##### Study material #####

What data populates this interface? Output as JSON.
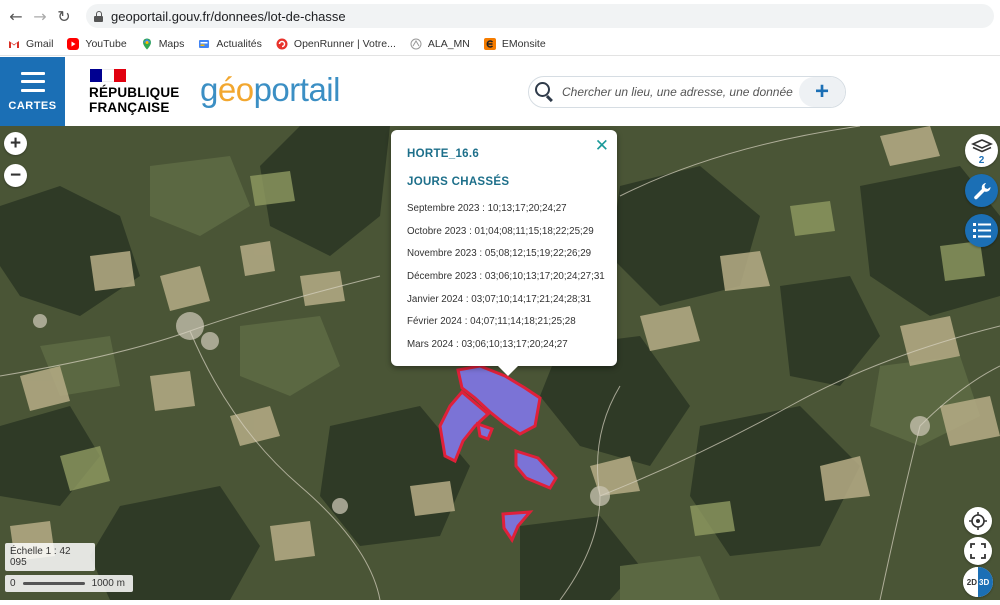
{
  "browser": {
    "url": "geoportail.gouv.fr/donnees/lot-de-chasse",
    "bookmarks": [
      {
        "label": "Gmail",
        "icon": "gmail-icon"
      },
      {
        "label": "YouTube",
        "icon": "youtube-icon"
      },
      {
        "label": "Maps",
        "icon": "maps-icon"
      },
      {
        "label": "Actualités",
        "icon": "news-icon"
      },
      {
        "label": "OpenRunner | Votre...",
        "icon": "openrunner-icon"
      },
      {
        "label": "ALA_MN",
        "icon": "ala-icon"
      },
      {
        "label": "EMonsite",
        "icon": "emonsite-icon"
      }
    ]
  },
  "header": {
    "menu_label": "CARTES",
    "republique_line1": "RÉPUBLIQUE",
    "republique_line2": "FRANÇAISE",
    "logo_part1": "g",
    "logo_part2": "éo",
    "logo_part3": "portail",
    "search_placeholder": "Chercher un lieu, une adresse, une donnée",
    "plus_label": "+"
  },
  "map": {
    "zoom_in": "+",
    "zoom_out": "−",
    "layer_count": "2",
    "scale_label": "Échelle 1 : 42 095",
    "scale_start": "0",
    "scale_end": "1000 m",
    "view_2d": "2D",
    "view_3d": "3D",
    "parcel_color": "#e0203a",
    "parcel_fill": "#7b73d6"
  },
  "popup": {
    "title": "HORTE_16.6",
    "subtitle": "JOURS CHASSÉS",
    "rows": [
      "Septembre 2023 : 10;13;17;20;24;27",
      "Octobre 2023 : 01;04;08;11;15;18;22;25;29",
      "Novembre 2023 : 05;08;12;15;19;22;26;29",
      "Décembre 2023 : 03;06;10;13;17;20;24;27;31",
      "Janvier 2024 : 03;07;10;14;17;21;24;28;31",
      "Février 2024 : 04;07;11;14;18;21;25;28",
      "Mars 2024 : 03;06;10;13;17;20;24;27"
    ]
  }
}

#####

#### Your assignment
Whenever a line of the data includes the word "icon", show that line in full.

#### Exercise output
        "icon": "gmail-icon"
        "icon": "youtube-icon"
        "icon": "maps-icon"
        "icon": "news-icon"
        "icon": "openrunner-icon"
        "icon": "ala-icon"
        "icon": "emonsite-icon"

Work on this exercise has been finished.